One law for all Australian businesses

The ACL is a national, generic law which applies in the same way to all sectors and in all Australian jurisdictions. This means that all consumers in Australia enjoy the same rights and all businesses have the same obligations, irrespective of which state or territory they engaged in transactions.

The ACL covers general standards of business conduct, prohibits unfair trading practices, regulates specific types of business-to-consumer transactions, provides basic consumer guarantees for goods and services , and regulates the safety of consumer products and product-related services.

Where can I find the ACL?

For high-level information about the ACL and its provisions, refer to The Australian Consumer Law – Legislation page.

Where can I get guidance on the ACL?

National guidance on aspects of the ACL has been developed and is updated by the Australian Competition and Consumer Commission (ACCC), the State and Territory consumer protection agencies, and, in relation to financial services, the Australian Securities and Investments Commission (ASIC).

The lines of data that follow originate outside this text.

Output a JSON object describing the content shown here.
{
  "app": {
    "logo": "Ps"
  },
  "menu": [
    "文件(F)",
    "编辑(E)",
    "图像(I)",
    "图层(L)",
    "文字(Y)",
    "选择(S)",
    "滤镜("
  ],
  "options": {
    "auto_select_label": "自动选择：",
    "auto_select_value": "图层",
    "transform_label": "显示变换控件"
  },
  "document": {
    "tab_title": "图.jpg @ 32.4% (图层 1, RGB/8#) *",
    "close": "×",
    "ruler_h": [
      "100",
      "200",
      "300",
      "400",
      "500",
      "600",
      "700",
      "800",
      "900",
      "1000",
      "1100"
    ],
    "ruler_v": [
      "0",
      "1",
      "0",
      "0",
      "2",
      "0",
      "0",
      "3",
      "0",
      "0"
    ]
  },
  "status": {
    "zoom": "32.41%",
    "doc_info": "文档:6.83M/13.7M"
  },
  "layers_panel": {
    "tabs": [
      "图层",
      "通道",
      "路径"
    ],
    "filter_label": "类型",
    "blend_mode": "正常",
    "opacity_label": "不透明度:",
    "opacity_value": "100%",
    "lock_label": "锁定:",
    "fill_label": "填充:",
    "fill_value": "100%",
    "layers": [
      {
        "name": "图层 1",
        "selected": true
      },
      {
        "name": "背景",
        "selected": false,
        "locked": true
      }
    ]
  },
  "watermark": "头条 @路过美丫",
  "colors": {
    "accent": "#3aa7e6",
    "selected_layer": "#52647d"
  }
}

Guides for Businesses and Legal Practitioners:

Unfair contract terms [PDF 490KB]

Consumer guarantees [PDF 619KB]

Consumer product safety [PDF 490KB]

Sales practices [PDF 558KB]

Avoiding unfair business practices [PDF 491KB]

For more information about complying with the ACL, refer to the ACCC’s business page.


Who enforces the ACL?

The ACL is administered and enforced jointly by the ACCC and the State and Territory consumer protection agencies, with the involvement of ASIC on financial services matters. If you need to talk to someone about the enforcement of the ACL, contact the ACCC, ASIC or your State or Territory consumer protection agency for further information and assistance.